March Madness is full upon us and while there will be very little down time between games, there should always be time for a good book. Unfortunately, the literary world, particularly the area in which I inhabit, is not bursting with basketball themed books. I’ve got two recommendations of older books. Maybe the readers can come up with more.
- One on One: A Novel by Tabitha King. This powerful story addresses how young people can use sports as an escape from the horrors of home life. Deannie Gauthier is a troubled young woman who finds refuge on the basketball court. She leads the girl’s team at her local high school in a quest for state title. Sam Styles, a straight living, well loved, young god of a man, is the captain of the boy’s team, also seeking a state title. These two are inexplicably drawn to each other: Deannie is dangerous and unknown. Sam is good and safe. Both, however, face peer pressure from others that will not only bring down their dreams of championships but possibly their grip on life. It’s a book that is chilling in its realism and full of heartrending emotion.
- More Than You Dreamed by Kathleen Gilles Seidel. The book opens with Jill Casler dealing with her famous Hollywood producer father, Cass Casler.
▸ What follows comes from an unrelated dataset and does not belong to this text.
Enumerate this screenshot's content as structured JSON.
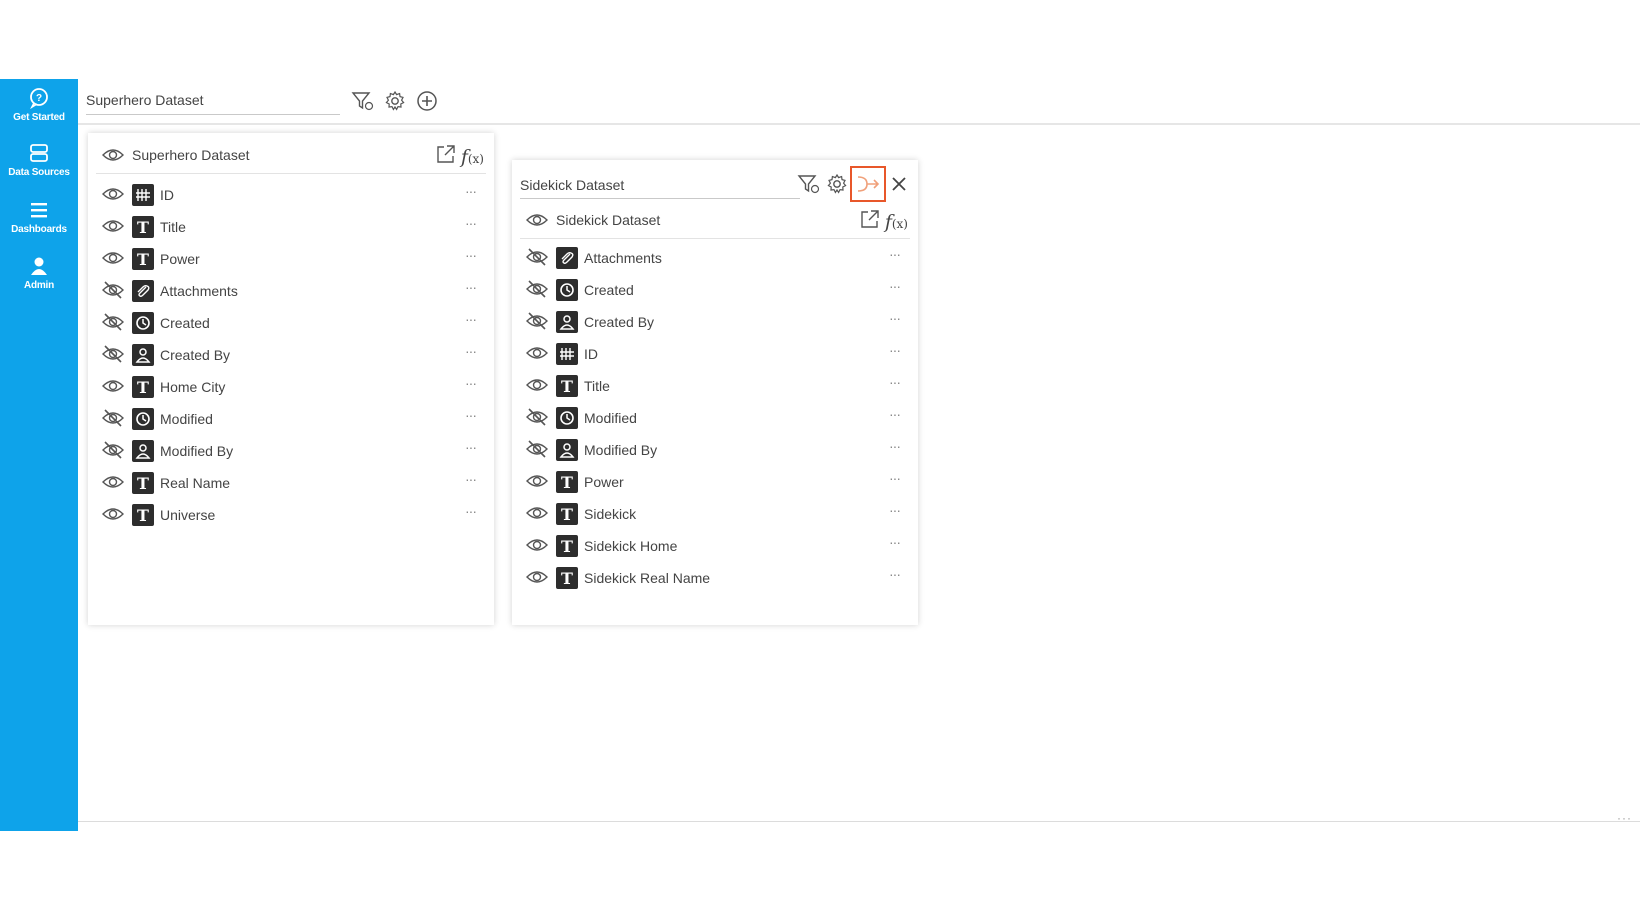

Cass was well beloved by everyone and it concerns Jill when a Doug Ringling shows up at her door with claims that might tarnish her father’s legacy. The mystery revolves around a screenplay that Bix Ringling wrote for himself and his brother Charles. Bix would be Doug’s uncle. Doug is a bit at loose ends following his forced resignation as a coach at a Division 1 college basketball team. This “project” gives him something to focus on while pushing the mess of his career into the back burner. Together Jill and Doug look into the mystery behind the ties between Ringlings and Caslings and the secrets the dead have written.While the focus is not on basketball in this book, there is a wonderful scene in which Doug takes Jill out for a little hoops one on one. Jill is very rich and Doug uses his physical presence on the basketball court to exert his manhood. It’s a subtle but rich scene that is classic Seidel.